--- Extracted data Enclosed Below ---
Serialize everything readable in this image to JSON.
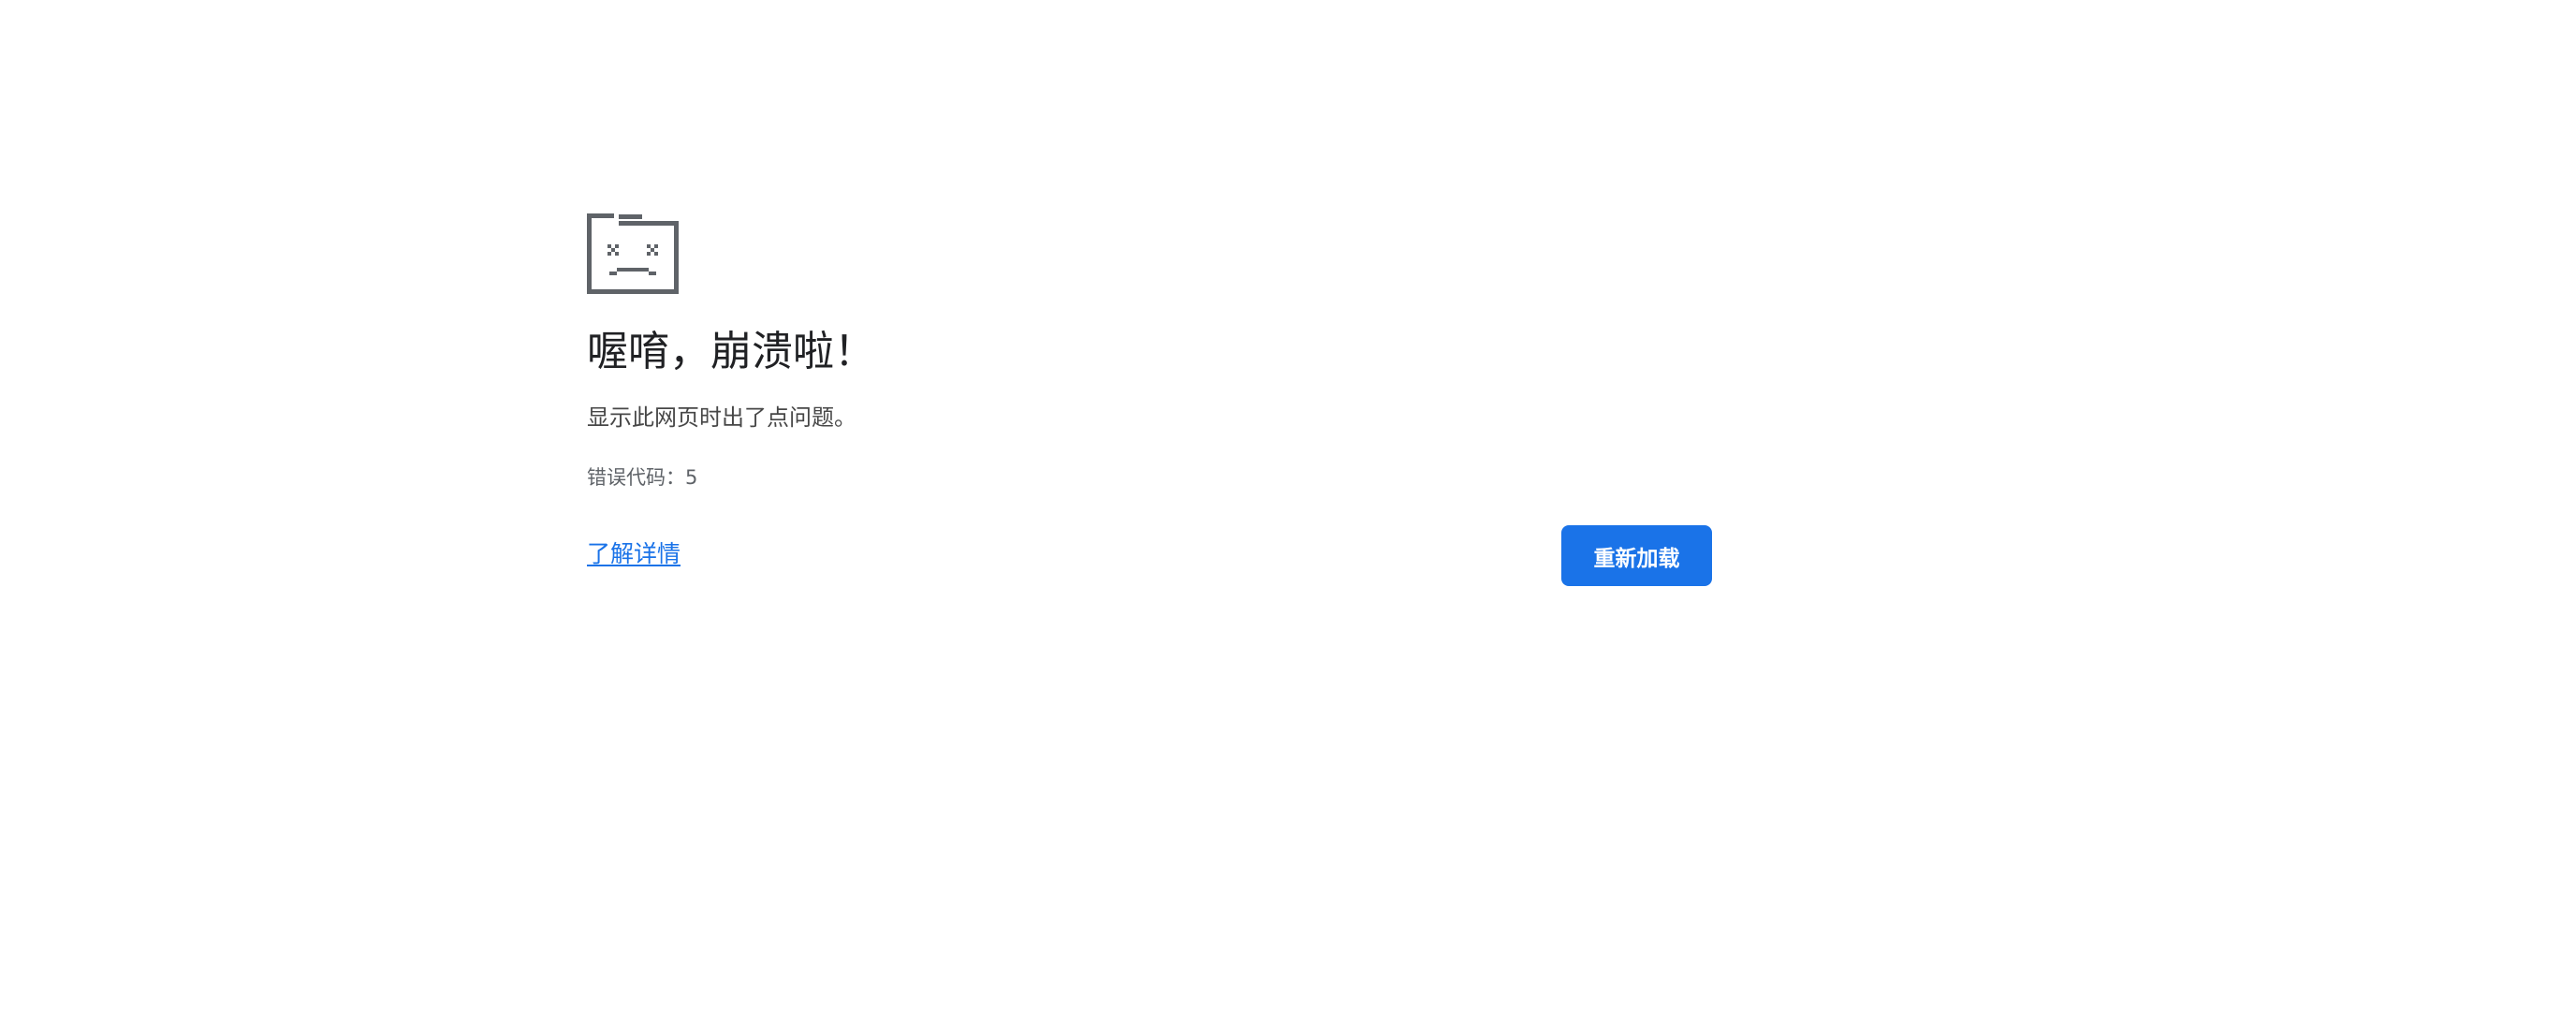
{
  "error_page": {
    "icon": "sad-tab-folder-icon",
    "headline": "喔唷，崩溃啦！",
    "message": "显示此网页时出了点问题。",
    "error_code": "错误代码：5",
    "learn_more_label": "了解详情",
    "reload_label": "重新加载"
  },
  "colors": {
    "accent": "#1a73e8",
    "headline": "#202124",
    "body_text": "#474747",
    "icon": "#5f6368",
    "background": "#ffffff"
  }
}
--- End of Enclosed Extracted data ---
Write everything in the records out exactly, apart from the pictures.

## Exercise solution
Serialize everything readable in this image to JSON.
{
  "error_page": {
    "icon": "sad-tab-folder-icon",
    "headline": "喔唷，崩溃啦！",
    "message": "显示此网页时出了点问题。",
    "error_code": "错误代码：5",
    "learn_more_label": "了解详情",
    "reload_label": "重新加载"
  },
  "colors": {
    "accent": "#1a73e8",
    "headline": "#202124",
    "body_text": "#474747",
    "icon": "#5f6368",
    "background": "#ffffff"
  }
}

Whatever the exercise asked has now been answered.